**** SUPPLIED MATERIAL ****

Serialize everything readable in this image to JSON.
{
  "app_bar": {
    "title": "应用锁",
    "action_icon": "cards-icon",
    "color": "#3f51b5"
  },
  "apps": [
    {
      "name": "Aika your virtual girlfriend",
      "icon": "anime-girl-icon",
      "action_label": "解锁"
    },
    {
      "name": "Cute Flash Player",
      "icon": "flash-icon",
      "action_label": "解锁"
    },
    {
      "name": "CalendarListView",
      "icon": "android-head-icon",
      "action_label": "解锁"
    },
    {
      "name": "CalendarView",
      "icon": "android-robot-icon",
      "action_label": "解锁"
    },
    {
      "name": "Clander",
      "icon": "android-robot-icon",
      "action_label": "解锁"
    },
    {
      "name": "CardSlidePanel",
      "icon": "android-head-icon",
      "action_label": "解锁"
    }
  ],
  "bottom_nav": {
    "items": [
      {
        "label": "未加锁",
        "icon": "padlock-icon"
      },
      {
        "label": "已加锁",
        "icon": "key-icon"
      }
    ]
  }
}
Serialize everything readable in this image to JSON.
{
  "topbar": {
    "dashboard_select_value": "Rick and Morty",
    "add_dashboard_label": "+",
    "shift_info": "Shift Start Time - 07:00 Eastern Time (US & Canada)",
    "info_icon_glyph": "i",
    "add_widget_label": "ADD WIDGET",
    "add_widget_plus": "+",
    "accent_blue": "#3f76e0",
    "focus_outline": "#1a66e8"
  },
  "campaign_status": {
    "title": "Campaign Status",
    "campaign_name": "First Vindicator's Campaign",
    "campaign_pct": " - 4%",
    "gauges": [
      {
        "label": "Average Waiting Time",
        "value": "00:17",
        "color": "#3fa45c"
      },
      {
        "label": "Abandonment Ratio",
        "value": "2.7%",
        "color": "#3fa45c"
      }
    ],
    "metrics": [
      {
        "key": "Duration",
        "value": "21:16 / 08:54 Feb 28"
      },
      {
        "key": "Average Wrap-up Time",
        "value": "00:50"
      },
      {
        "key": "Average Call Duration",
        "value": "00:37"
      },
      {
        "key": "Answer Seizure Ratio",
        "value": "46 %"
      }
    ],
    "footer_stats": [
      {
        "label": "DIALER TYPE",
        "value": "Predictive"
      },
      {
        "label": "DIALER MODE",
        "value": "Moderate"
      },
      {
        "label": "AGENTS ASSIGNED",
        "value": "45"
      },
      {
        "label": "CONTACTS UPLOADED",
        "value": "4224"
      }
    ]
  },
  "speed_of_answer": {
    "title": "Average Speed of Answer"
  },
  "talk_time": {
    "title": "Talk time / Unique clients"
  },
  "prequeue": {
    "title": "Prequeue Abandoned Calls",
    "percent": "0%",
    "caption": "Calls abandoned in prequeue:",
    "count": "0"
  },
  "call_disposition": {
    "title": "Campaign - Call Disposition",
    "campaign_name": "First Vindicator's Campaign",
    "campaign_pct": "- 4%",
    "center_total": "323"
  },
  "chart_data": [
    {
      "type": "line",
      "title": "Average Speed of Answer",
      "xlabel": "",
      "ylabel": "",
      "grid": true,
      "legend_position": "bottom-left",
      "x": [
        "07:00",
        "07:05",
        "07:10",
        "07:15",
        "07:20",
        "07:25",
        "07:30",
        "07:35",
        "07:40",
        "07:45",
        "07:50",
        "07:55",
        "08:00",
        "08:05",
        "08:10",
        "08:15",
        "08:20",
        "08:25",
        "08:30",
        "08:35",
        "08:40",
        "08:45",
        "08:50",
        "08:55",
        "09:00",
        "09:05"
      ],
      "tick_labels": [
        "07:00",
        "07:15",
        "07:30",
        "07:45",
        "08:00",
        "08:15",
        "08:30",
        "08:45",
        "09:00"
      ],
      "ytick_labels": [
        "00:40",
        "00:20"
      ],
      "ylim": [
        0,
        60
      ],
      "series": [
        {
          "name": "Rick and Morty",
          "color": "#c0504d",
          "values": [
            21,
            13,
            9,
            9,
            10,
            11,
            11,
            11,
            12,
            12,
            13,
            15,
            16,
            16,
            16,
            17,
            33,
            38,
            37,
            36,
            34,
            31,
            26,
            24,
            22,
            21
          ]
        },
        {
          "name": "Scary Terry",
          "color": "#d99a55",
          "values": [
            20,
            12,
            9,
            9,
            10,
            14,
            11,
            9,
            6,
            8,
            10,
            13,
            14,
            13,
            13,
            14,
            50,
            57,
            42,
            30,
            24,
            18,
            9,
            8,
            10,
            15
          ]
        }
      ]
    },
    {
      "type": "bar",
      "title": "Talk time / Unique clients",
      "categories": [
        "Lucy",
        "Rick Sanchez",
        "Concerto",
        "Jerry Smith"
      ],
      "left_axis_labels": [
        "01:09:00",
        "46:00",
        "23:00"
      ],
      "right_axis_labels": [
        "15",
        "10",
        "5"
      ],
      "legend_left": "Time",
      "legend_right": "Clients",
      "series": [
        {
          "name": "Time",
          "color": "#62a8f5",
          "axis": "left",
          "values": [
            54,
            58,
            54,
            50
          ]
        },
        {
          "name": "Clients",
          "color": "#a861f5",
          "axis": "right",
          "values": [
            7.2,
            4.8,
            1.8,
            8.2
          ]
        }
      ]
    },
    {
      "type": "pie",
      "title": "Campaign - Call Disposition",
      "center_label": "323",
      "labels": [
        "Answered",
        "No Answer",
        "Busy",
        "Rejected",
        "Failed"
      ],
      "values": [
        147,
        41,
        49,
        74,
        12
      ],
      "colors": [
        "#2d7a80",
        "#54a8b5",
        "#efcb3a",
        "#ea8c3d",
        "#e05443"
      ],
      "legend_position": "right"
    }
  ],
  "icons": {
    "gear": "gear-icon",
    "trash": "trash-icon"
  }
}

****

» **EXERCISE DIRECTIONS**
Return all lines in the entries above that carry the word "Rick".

» **SOLVED PROBLEM**
    "dashboard_select_value": "Rick and Morty",
          "name": "Rick and Morty",
        "Rick Sanchez",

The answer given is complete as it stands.